Economic ties also are enabling Turkey to increase its soft power in Iraq, where Iran had hoped to be the main post-Saddam commercial beneficiary, because of its good political relations with Baghdad's Shiite-led government. Even so, Baghdad is supporting Iran's stance, rather than that of Turkey's, on the Syrian uprising.
Turkish pressure on Syria, Tehran's main ally in the Arab world, upsets Iran. Mr Erdogan has taken a tough and proactive stand against President Bashar Al Assad's brutal response to the seven-month-old Syrian uprising. The Turkish premier predicted recently that the Syrian leader will be ousted "sooner or later", and is set to impose its own sanctions on Damascus. Turkey is also harbouring Syrian opposition groups and army defectors.
Iran has a huge interest in Mr Al Assad's survival. His removal could sever Iran's umbilical cord to Hizbollah, Tehran's coreligionist ally in Lebanon, which gives the Islamic republic a cherished presence on Israel's northern border and enables Iran to project its power in the region.
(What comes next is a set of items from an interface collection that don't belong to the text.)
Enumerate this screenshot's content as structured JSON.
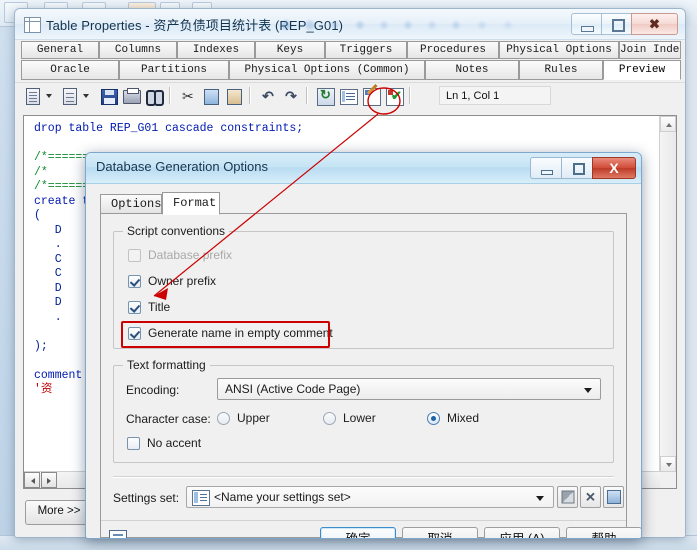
{
  "window": {
    "title": "Table Properties - 资产负债项目统计表 (REP_G01)",
    "icon": "table-icon",
    "controls": {
      "minimize": "–",
      "maximize": "□",
      "close": "✕"
    }
  },
  "tabs_row1": [
    "General",
    "Columns",
    "Indexes",
    "Keys",
    "Triggers",
    "Procedures",
    "Physical Options",
    "Join Index"
  ],
  "tabs_row2": [
    "Oracle",
    "Partitions",
    "Physical Options (Common)",
    "Notes",
    "Rules",
    "Preview"
  ],
  "active_tab": "Preview",
  "toolbar": {
    "icons": [
      "new-document-icon",
      "dropdown-caret-icon",
      "edit-document-icon",
      "dropdown-caret-icon",
      "save-icon",
      "print-icon",
      "find-icon",
      "cut-icon",
      "copy-icon",
      "paste-icon",
      "undo-icon",
      "redo-icon",
      "refresh-icon",
      "list-icon",
      "edit-script-icon",
      "check-script-icon"
    ],
    "position_label": "Ln 1, Col 1"
  },
  "editor": {
    "lines": [
      "drop table REP_G01 cascade constraints;",
      "",
      "/*==========",
      "/*  ",
      "/*==========",
      "create table",
      "(",
      "   D",
      "   .",
      "   C",
      "   C",
      "   D",
      "   D",
      "   .",
      "",
      ");",
      "",
      "comment",
      "'资"
    ]
  },
  "more_button": "More >>",
  "dialog": {
    "title": "Database Generation Options",
    "controls": {
      "minimize": "–",
      "maximize": "□",
      "close": "X"
    },
    "tabs": [
      "Options",
      "Format"
    ],
    "active_tab": "Format",
    "script_conventions": {
      "legend": "Script conventions",
      "items": [
        {
          "label": "Database prefix",
          "checked": false,
          "disabled": true,
          "highlighted": false
        },
        {
          "label": "Owner prefix",
          "checked": true,
          "disabled": false,
          "highlighted": false
        },
        {
          "label": "Title",
          "checked": true,
          "disabled": false,
          "highlighted": false
        },
        {
          "label": "Generate name in empty comment",
          "checked": true,
          "disabled": false,
          "highlighted": true
        }
      ]
    },
    "text_formatting": {
      "legend": "Text formatting",
      "encoding_label": "Encoding:",
      "encoding_value": "ANSI (Active Code Page)",
      "character_case_label": "Character case:",
      "character_case_options": [
        {
          "label": "Upper",
          "selected": false
        },
        {
          "label": "Lower",
          "selected": false
        },
        {
          "label": "Mixed",
          "selected": true
        }
      ],
      "no_accent": {
        "label": "No accent",
        "checked": false
      }
    },
    "settings_set": {
      "label": "Settings set:",
      "value": "<Name your settings set>",
      "buttons": [
        "save-settings-icon",
        "delete-settings-icon",
        "settings-properties-icon"
      ]
    },
    "footer": {
      "report_icon": "report-icon",
      "report_caret": "dropdown-caret-icon",
      "buttons": [
        {
          "label": "确定",
          "default": true
        },
        {
          "label": "取消",
          "default": false
        },
        {
          "label": "应用 (A)",
          "default": false
        },
        {
          "label": "帮助",
          "default": false
        }
      ]
    }
  },
  "annotations": {
    "circle_target": "edit-script-icon",
    "arrow_target": "title-checkbox",
    "color": "#cc0000"
  }
}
But it is Ankara's recent decision to deploy a Nato missile early-warning system in south-eastern Turkey that has most infuriated Iran. Tehran maintains this is a US ploy to protect Israel from any counter-attack should the Jewish state target Iran's nuclear facilities.
"The missile defence shield is aimed at defending the Zionist regime," Mr Ahmadinejad declared last week, while insisting it would not "prevent the collapse" of the Jewish state.
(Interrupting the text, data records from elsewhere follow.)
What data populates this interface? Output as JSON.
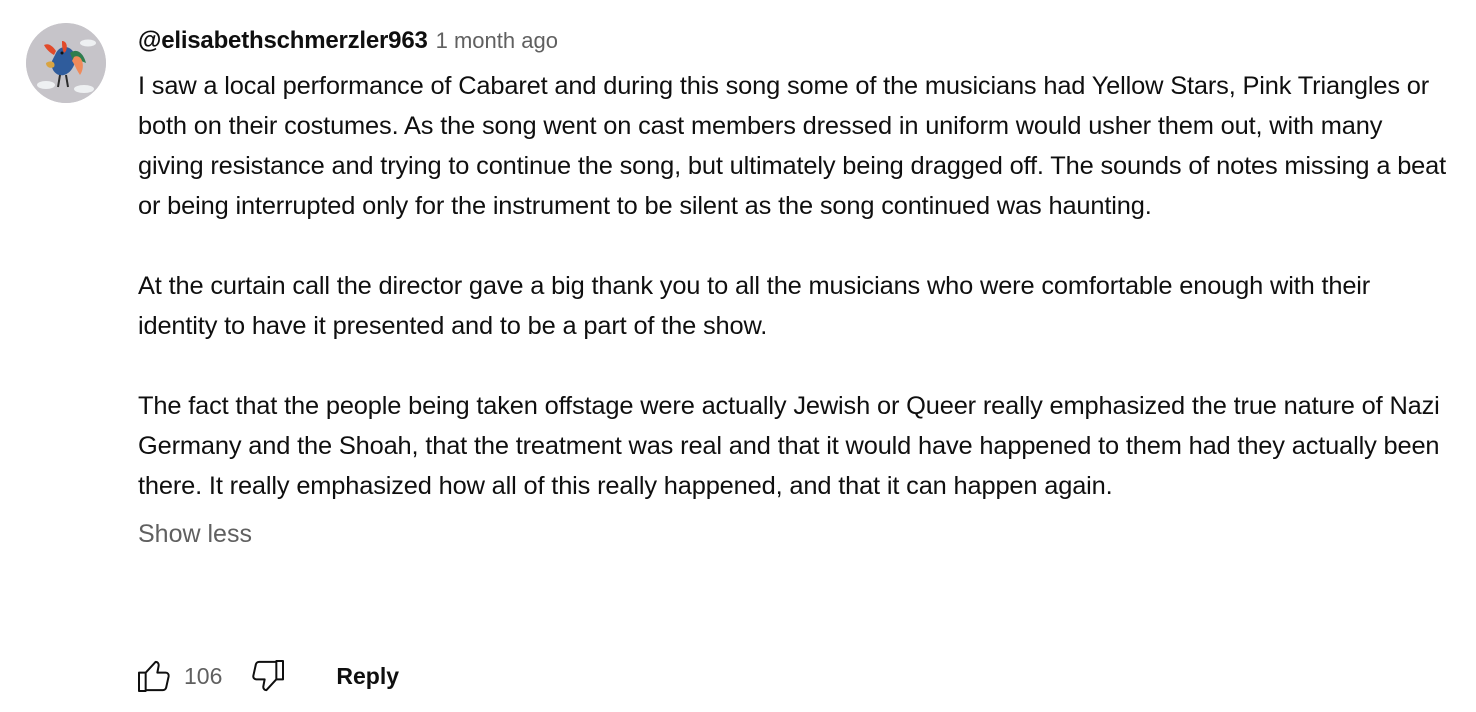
{
  "comment": {
    "author": "@elisabethschmerzler963",
    "timestamp": "1 month ago",
    "paragraphs": [
      "I saw a local performance of Cabaret and during this song some of the musicians had Yellow Stars, Pink Triangles or both on their costumes. As the song went on cast members dressed in uniform would usher them out, with many giving resistance and trying to continue the song, but ultimately being dragged off. The sounds of notes missing a beat or being interrupted only for the instrument to be silent as the song continued was haunting.",
      "At the curtain call the director gave a big thank you to all the musicians who were comfortable enough with their identity to have it presented and to be a part of the show.",
      "The fact that the people being taken offstage were actually Jewish or Queer really emphasized the true nature of Nazi Germany and the Shoah, that the treatment was real and that it would have happened to them had they actually been there. It really emphasized how all of this really happened, and that it can happen again."
    ],
    "show_less_label": "Show less",
    "like_count": "106",
    "reply_label": "Reply"
  },
  "icons": {
    "like": "thumbs-up-icon",
    "dislike": "thumbs-down-icon",
    "avatar": "rooster-illustration"
  },
  "colors": {
    "text_primary": "#0f0f0f",
    "text_secondary": "#606060",
    "background": "#ffffff"
  }
}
Ankara counters that the radar system does not target a specific country and that Turkey had threatened to block the deal if Iran was explicitly named as a threat.
Mr Rahim-Safavi said trade ties with Turkey, which is an importer of Iranian gas and exports a wide range of manufactured goods to Iran, would be in jeopardy unless Ankara changes tack. "If Turkish political leaders fail to make their foreign policy and ties with Iran clear, they will run into problems," he warned in an interview with Iran's semi-official Mehr news agency on Saturday. "If, as they claim, they intend to raise the volume of contracts with Iran to $20 billion [Dh73bn], they will ultimately have to accommodate Iran."
This hard talk ignores the benefits Iran derives from its relationship with Turkey. Ankara, which has huge commercial interests in Iran, has opposed Washington's uncompromising stance on Iran's nuclear programme, arguing for a diplomatic solution to the protracted standoff instead of sanctions.
Iran and Turkey also have a common security interest in battling Kurdish rebels from each country that are based in northern Iraq. Sir Richard, a former British ambassador to Tehran, said: "Tehran and Ankara have a relationship that each regards as very important, although it's never been without its difficulties.
"Iran will try to benefit where it can with Turkey, while continuing to be frank about its opposition to some of Ankara's policies."